Passage 1 is adapted from Michael Slezak, “Space mining ：the Next Gold Rush?” ○C 2013 by New Scientist.
Passage 2 is from the editors of New Scientist, “Taming the Final Frontier.” ○C2013 by New Scientist.
Follow the money and you will end up in space. That’s the message from a first-of-its-kind
forum on mining beyond Earth.
Convened in Sydney by the Australian Centre for Space Engineering Research, the event brought together mining companies, robotics experts, lunar scientists, and government agencies that are all working to make space mining a reality.The forum comes hot on the heels of the 2012 unveiling of two private asteroid-mining firms.Planetary Resources of Washington says it will launch its first prospecting telescopes in two years,while Deep Space Industries of Virginia hopes to be harvesting metals from asteroids by 2020.

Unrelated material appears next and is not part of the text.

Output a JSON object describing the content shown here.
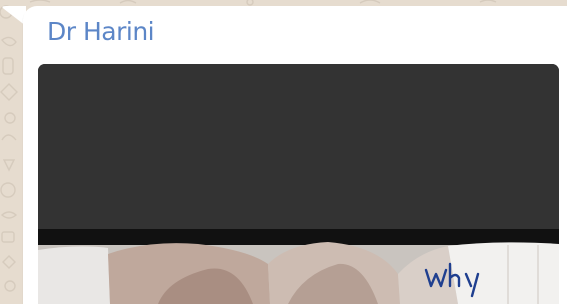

Another commercial venture that sprung up in 2012, Golden Spike of Colorado, will be offering trips to the moon, including to potential lunar miners.Within a few decades, these firms may be meeting earthly demands for precious metals,such as platinum and gold, and the rare earth elements vital for personal electronics, such as yttrium and lanthanum. But like the Gold rush pioneers who transformed the Western United States, the first space miners won’t just enrich themselves. They also hope to build an off-planet economy free of any bonds with Earth, in which the materials extracted and processed from the moon and asteroids are delivered for space-based projects.
In this scenario, water mined fro other worlds could become the most desired commodity.
“In the desert, what’s worth more: a kilogram of gold or a kilogram of water?” asks Kris Zacny of HoneyBee Robotics in New York. “Gold is useless. Water will let you live.”
Water ice from the moon ‘s poles could be sent to astronauts on the International Space Station for drinking or as a radiation shield. Splitting water into oxygen and hydrogen makes spacecraft fuel, so ice-rich asteroids could become interplanetary refueling stations.Companies are eyeing the iron, silicon, and aluminium in lunar soil and asteroids, which could be used in 3D printers to make spare parts or machinery. Others want to turn space dirt into concrete for landing pads, shelters, and roads.